Daiginjo-shu is even more labor-intensive, which is often reflected in its higher price tag.
Some Helpful Info When Drinking Sake On Keto
- The sweeter the sake, the more calories and carbohydrates it probably has.
- The higher the alcohol content, the more calories the sake will have.
- Alcohol has no nutritional value (but you knew that already).
- Drinking may lead to poor decisions like binge eating (so be prepared) If you know you'll be cruising for food because of a little alcohol in your system.
You should have some food prepared that you can snack on when you get home. A much better option than hitting the 2 am Mexican fast-food line.Please don't act like you haven't done it.
- Alcohol WILL slow fat burning, and that's because your body will prefer to burn off alcohol as a priority before burning other sources (such as fat). 1
My Keto Sake Tips
- Stick to lower carb sake options when going out, ask for the driest (least sweet) sake from your server.
- If the sake is cloudy, such as nigori sake, skip it.
- If you get a bottle, you can download an app like My Fitness Pal and scan the barcode to tell you the nutritional information.
- There are some “zero” carb varieties though usually uncommon at restaurants. You may be able to find them at a Japanese or Asian market. Below is an image of one such type.
Does Keto Get You Drunk Faster?
Many often ask if being on a ketogenic diet will get you drunk faster, and for most people, it does.Most people also don't realize that the liver can make ketones out of alcohol, so you may see a rise in your blood ketones if you're the type of person who measures them.
Want to read more about what you can and can't drink on a ketogenic diet?
When you are in ketosis, alcohol will hit your system much quicker and stronger versus when it had more carbohydrates. Glucose (sugar) in your bloodstream is limited, leaving fewer substances to absorb the alcohol, and thus you get drunk quicker.
The best thing you can do is to eat your keto-friendly meal and make sure you're well hydrated.
Sake, in moderation, is keto friendly. An average sake cup between 1-3 oz. has 1.5 to 4.5g of net carbs.
The sweeter the sake, the more carbohydrates it will generally have.
Have food in your stomach, and make sure you are well hydrated before drinking because alcohol tends to hit your system quicker and harder when on a low-carb or ketogenic diet.
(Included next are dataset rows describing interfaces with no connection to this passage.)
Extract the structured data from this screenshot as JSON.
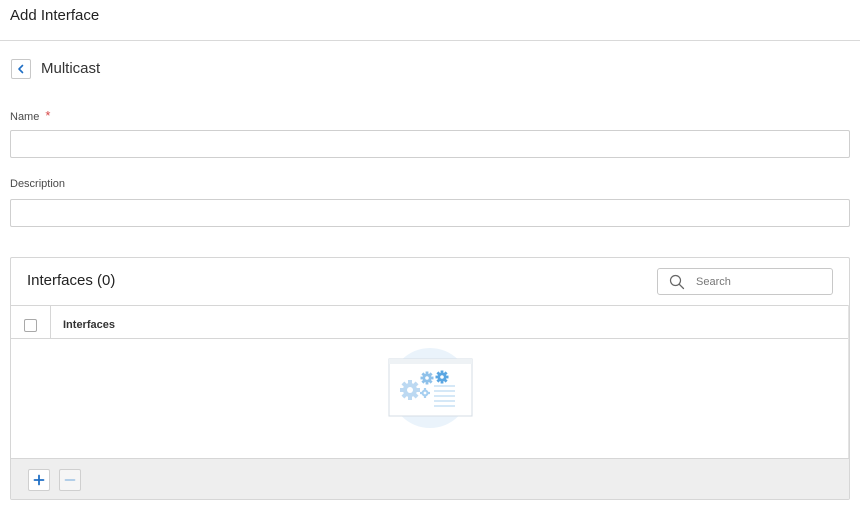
{
  "header": {
    "title": "Add Interface"
  },
  "section": {
    "title": "Multicast",
    "back_icon": "chevron-left-icon"
  },
  "form": {
    "name": {
      "label": "Name",
      "required_marker": "*",
      "value": "",
      "placeholder": ""
    },
    "description": {
      "label": "Description",
      "value": "",
      "placeholder": ""
    }
  },
  "interfaces_panel": {
    "title": "Interfaces (0)",
    "search": {
      "placeholder": "Search",
      "value": "",
      "icon": "search-icon"
    },
    "table": {
      "columns": [
        "Interfaces"
      ],
      "rows": []
    },
    "empty_state_icon": "empty-gears-illustration",
    "footer": {
      "add_icon": "plus-icon",
      "remove_icon": "minus-icon"
    }
  },
  "colors": {
    "accent": "#1f6fc5",
    "required": "#d64545",
    "border": "#cfcfcf",
    "footer_bg": "#eeeeee",
    "illustration": "#bcd9f2"
  }
}
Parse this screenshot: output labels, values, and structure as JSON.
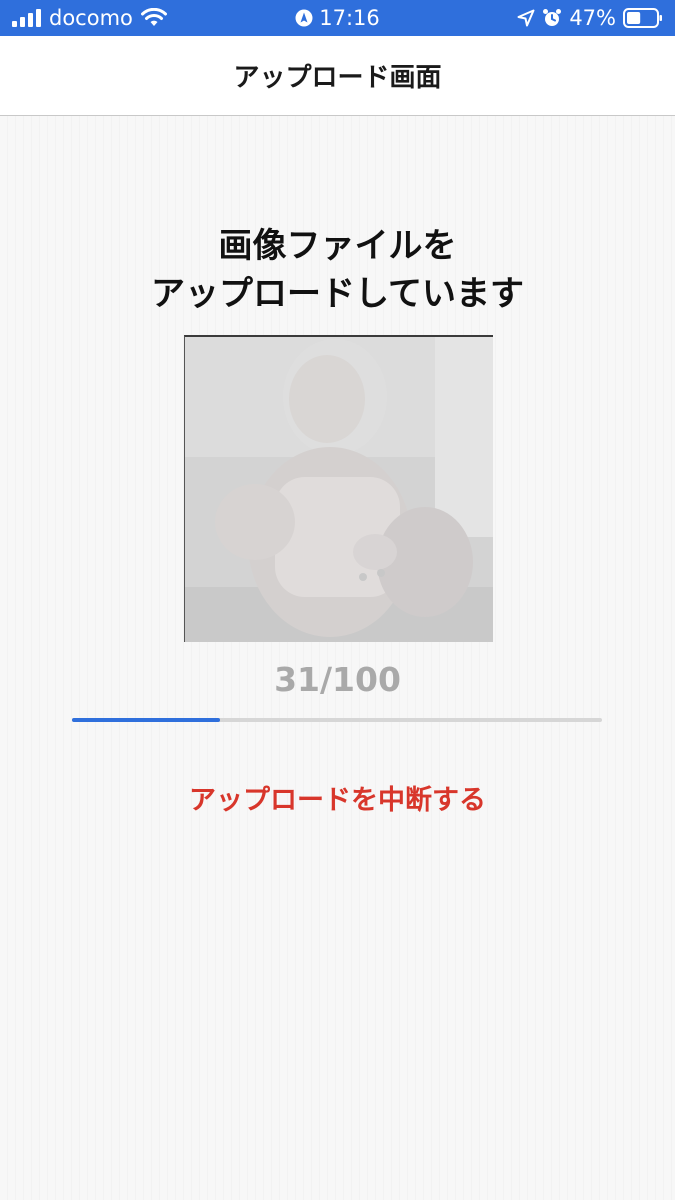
{
  "status_bar": {
    "carrier": "docomo",
    "time": "17:16",
    "battery_percent": "47%",
    "battery_level": 0.47,
    "icons": [
      "signal-icon",
      "wifi-icon",
      "navigation-icon",
      "location-arrow-icon",
      "alarm-icon",
      "battery-icon"
    ]
  },
  "nav": {
    "title": "アップロード画面"
  },
  "main": {
    "heading_line1": "画像ファイルを",
    "heading_line2": "アップロードしています",
    "progress_text": "31/100",
    "progress_fraction": 0.28,
    "cancel_label": "アップロードを中断する"
  },
  "colors": {
    "accent": "#2f6fdc",
    "cancel": "#d8362b",
    "counter": "#a9a9a9"
  }
}
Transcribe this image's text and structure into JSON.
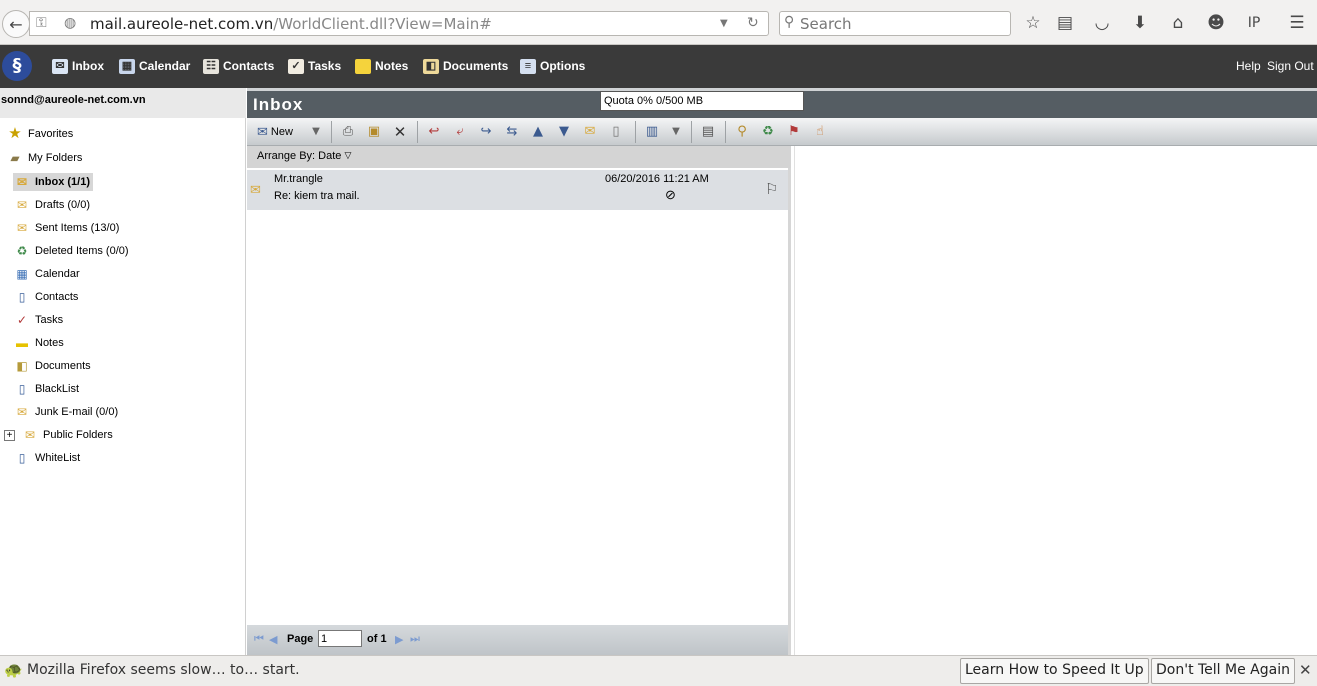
{
  "browser": {
    "url_host": "mail.aureole-net.com.vn",
    "url_path": "/WorldClient.dll?View=Main#",
    "search_placeholder": "Search"
  },
  "nav": {
    "items": [
      {
        "label": "Inbox",
        "icon": "envelope-icon"
      },
      {
        "label": "Calendar",
        "icon": "calendar-icon"
      },
      {
        "label": "Contacts",
        "icon": "contacts-icon"
      },
      {
        "label": "Tasks",
        "icon": "tasks-icon"
      },
      {
        "label": "Notes",
        "icon": "notes-icon"
      },
      {
        "label": "Documents",
        "icon": "documents-icon"
      },
      {
        "label": "Options",
        "icon": "options-icon"
      }
    ],
    "help": "Help",
    "sign_out": "Sign Out"
  },
  "sidebar": {
    "account": "sonnd@aureole-net.com.vn",
    "favorites": "Favorites",
    "my_folders": "My Folders",
    "folders": [
      "Inbox (1/1)",
      "Drafts (0/0)",
      "Sent Items (13/0)",
      "Deleted Items (0/0)",
      "Calendar",
      "Contacts",
      "Tasks",
      "Notes",
      "Documents",
      "BlackList",
      "Junk E-mail (0/0)",
      "Public Folders",
      "WhiteList"
    ]
  },
  "main": {
    "title": "Inbox",
    "quota": "Quota 0% 0/500 MB",
    "new_label": "New",
    "arrange_label": "Arrange By:",
    "arrange_value": "Date"
  },
  "messages": [
    {
      "from": "Mr.trangle",
      "subject": "Re: kiem tra mail.",
      "date": "06/20/2016 11:21 AM"
    }
  ],
  "pager": {
    "page_label": "Page",
    "page_value": "1",
    "of_label": "of 1"
  },
  "notification": {
    "message": "Mozilla Firefox seems slow… to… start.",
    "learn_button": "Learn How to Speed It Up",
    "dismiss_button": "Don't Tell Me Again"
  }
}
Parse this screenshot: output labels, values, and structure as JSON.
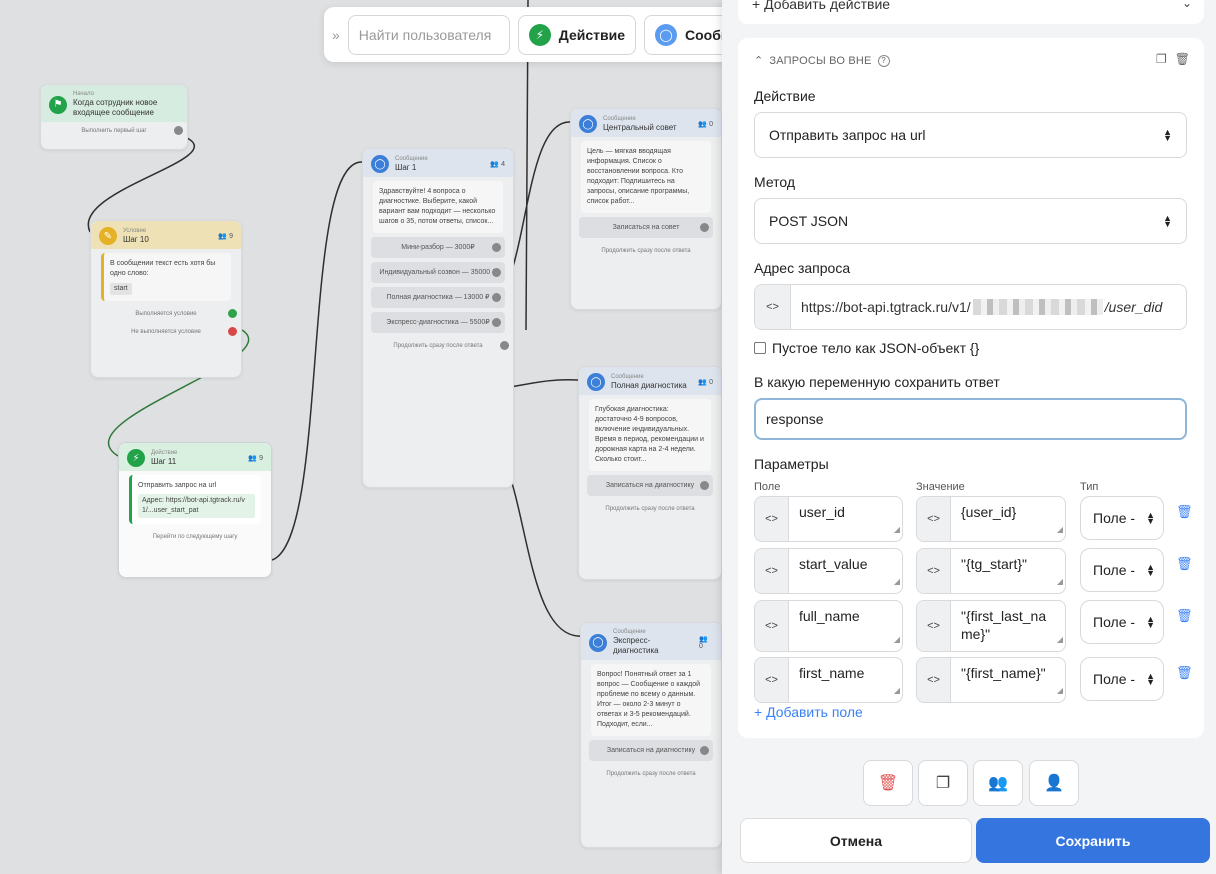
{
  "toolbar": {
    "search_placeholder": "Найти пользователя",
    "action_label": "Действие",
    "message_label": "Сообщение"
  },
  "canvas": {
    "nodes": [
      {
        "sub": "Начало",
        "title": "Когда сотрудник новое входящее сообщение",
        "foot": "Выполнить первый шаг",
        "accent": "#22a34a"
      },
      {
        "sub": "Условие",
        "title": "Шаг 10",
        "count": "9",
        "body": "В сообщении текст есть хотя бы одно слово:",
        "tag": "start",
        "btn1": "Выполняется условие",
        "btn2": "Не выполняется условие",
        "accent": "#e5b227"
      },
      {
        "sub": "Действие",
        "title": "Шаг 11",
        "count": "9",
        "body": "Отправить запрос на url",
        "code": "Адрес: https://bot-api.tgtrack.ru/v1/...user_start_pat",
        "foot": "Перейти по следующему шагу",
        "accent": "#22a34a"
      },
      {
        "sub": "Сообщение",
        "title": "Шаг 1",
        "count": "4",
        "body": "Здравствуйте! 4 вопроса о диагностике. Выберите, какой вариант вам подходит — несколько шагов о 35, потом ответы, список...",
        "btns": [
          "Мини-разбор — 3000₽",
          "Индивидуальный созвон — 35000 ₽",
          "Полная диагностика — 13000 ₽",
          "Экспресс-диагностика — 5500₽"
        ],
        "foot": "Продолжить сразу после ответа",
        "accent": "#3b7fd9"
      },
      {
        "sub": "Сообщение",
        "title": "Центральный совет",
        "count": "0",
        "body": "Цель — мягкая вводящая информация. Список о восстановлении вопроса. Кто подходит: Подпишитесь на запросы, описание программы, список работ...",
        "btns": [
          "Записаться на совет"
        ],
        "foot": "Продолжить сразу после ответа",
        "accent": "#3b7fd9"
      },
      {
        "sub": "Сообщение",
        "title": "Полная диагностика",
        "count": "0",
        "body": "Глубокая диагностика: достаточно 4-9 вопросов, включение индивидуальных. Время в период, рекомендации и дорожная карта на 2-4 недели. Сколько стоит...",
        "btns": [
          "Записаться на диагностику"
        ],
        "foot": "Продолжить сразу после ответа",
        "accent": "#3b7fd9"
      },
      {
        "sub": "Сообщение",
        "title": "Экспресс-диагностика",
        "count": "0",
        "body": "Вопрос! Понятный ответ за 1 вопрос — Сообщение о каждой проблеме по всему о данным. Итог — около 2-3 минут о ответах и 3-5 рекомендаций. Подходит, если...",
        "btns": [
          "Записаться на диагностику"
        ],
        "foot": "Продолжить сразу после ответа",
        "accent": "#3b7fd9"
      }
    ]
  },
  "panel": {
    "add_action_label": "+ Добавить действие",
    "section_title": "ЗАПРОСЫ ВО ВНЕ",
    "action_label": "Действие",
    "action_value": "Отправить запрос на url",
    "method_label": "Метод",
    "method_value": "POST JSON",
    "url_label": "Адрес запроса",
    "url_prefix": "https://bot-api.tgtrack.ru/v1/",
    "url_suffix": "/user_did",
    "empty_body_label": "Пустое тело как JSON-объект {}",
    "save_var_label": "В какую переменную сохранить ответ",
    "save_var_value": "response",
    "params_label": "Параметры",
    "col_field": "Поле",
    "col_value": "Значение",
    "col_type": "Тип",
    "params": [
      {
        "field": "user_id",
        "value": "{user_id}",
        "type": "Поле -"
      },
      {
        "field": "start_value",
        "value": "\"{tg_start}\"",
        "type": "Поле -"
      },
      {
        "field": "full_name",
        "value": "\"{first_last_name}\"",
        "type": "Поле -"
      },
      {
        "field": "first_name",
        "value": "\"{first_name}\"",
        "type": "Поле -"
      }
    ],
    "add_field_label": "+ Добавить поле",
    "cancel_label": "Отмена",
    "save_label": "Сохранить"
  },
  "colors": {
    "accent": "#3475e0",
    "green": "#22a34a",
    "yellow": "#e5b227",
    "blue_node": "#3b7fd9",
    "delete": "#3b82f6"
  }
}
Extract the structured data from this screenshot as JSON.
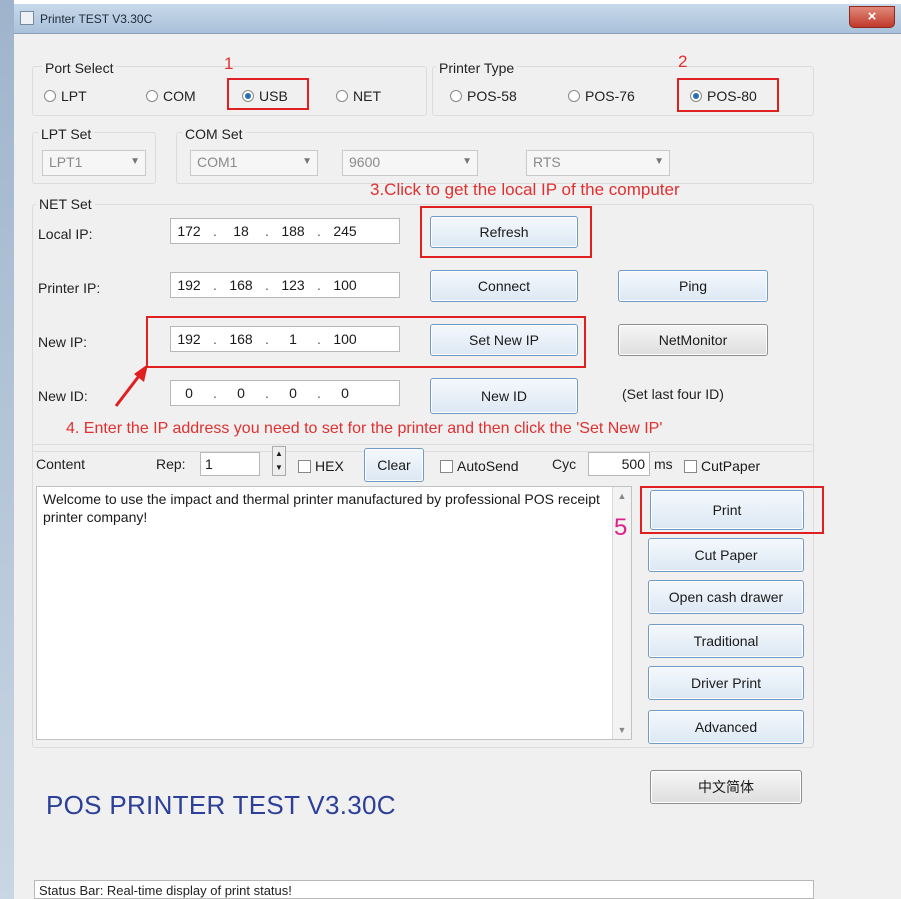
{
  "window": {
    "title": "Printer TEST V3.30C",
    "close_glyph": "×"
  },
  "port_select": {
    "label": "Port Select",
    "options": [
      {
        "label": "LPT",
        "selected": false
      },
      {
        "label": "COM",
        "selected": false
      },
      {
        "label": "USB",
        "selected": true
      },
      {
        "label": "NET",
        "selected": false
      }
    ],
    "annotation_number": "1"
  },
  "printer_type": {
    "label": "Printer Type",
    "options": [
      {
        "label": "POS-58",
        "selected": false
      },
      {
        "label": "POS-76",
        "selected": false
      },
      {
        "label": "POS-80",
        "selected": true
      }
    ],
    "annotation_number": "2"
  },
  "lpt_set": {
    "label": "LPT Set",
    "value": "LPT1"
  },
  "com_set": {
    "label": "COM Set",
    "port": "COM1",
    "baud": "9600",
    "flow": "RTS"
  },
  "net_set": {
    "label": "NET Set",
    "annotation_refresh": "3.Click to get the local IP of the computer",
    "local_ip": {
      "label": "Local IP:",
      "octets": [
        "172",
        "18",
        "188",
        "245"
      ]
    },
    "printer_ip": {
      "label": "Printer IP:",
      "octets": [
        "192",
        "168",
        "123",
        "100"
      ]
    },
    "new_ip": {
      "label": "New IP:",
      "octets": [
        "192",
        "168",
        "1",
        "100"
      ]
    },
    "new_id": {
      "label": "New ID:",
      "octets": [
        "0",
        "0",
        "0",
        "0"
      ]
    },
    "buttons": {
      "refresh": "Refresh",
      "connect": "Connect",
      "ping": "Ping",
      "set_new_ip": "Set New IP",
      "netmonitor": "NetMonitor",
      "new_id": "New ID"
    },
    "hint_last_four": "(Set last four ID)",
    "annotation_setip": "4. Enter the IP address you need to set for the printer and then click the 'Set New IP'"
  },
  "content": {
    "label": "Content",
    "rep_label": "Rep:",
    "rep_value": "1",
    "hex_label": "HEX",
    "clear_label": "Clear",
    "autosend_label": "AutoSend",
    "cyc_label": "Cyc",
    "cyc_value": "500",
    "ms_label": "ms",
    "cutpaper_label": "CutPaper",
    "text": "Welcome to use the impact and thermal printer manufactured by professional POS receipt printer company!"
  },
  "actions": {
    "print": "Print",
    "print_annotation": "5",
    "cut_paper": "Cut Paper",
    "open_cash_drawer": "Open cash drawer",
    "traditional": "Traditional",
    "driver_print": "Driver Print",
    "advanced": "Advanced",
    "language": "中文简体"
  },
  "brand_title": "POS PRINTER TEST V3.30C",
  "status_bar": "Status Bar: Real-time display of print status!",
  "colors": {
    "annotation_red": "#e02020",
    "brand_blue": "#2c3f99",
    "button_border": "#6f9ac6"
  }
}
Always have a plan for what you will eat afterward if you are the type to snack on items after drinking to avoid binge eating.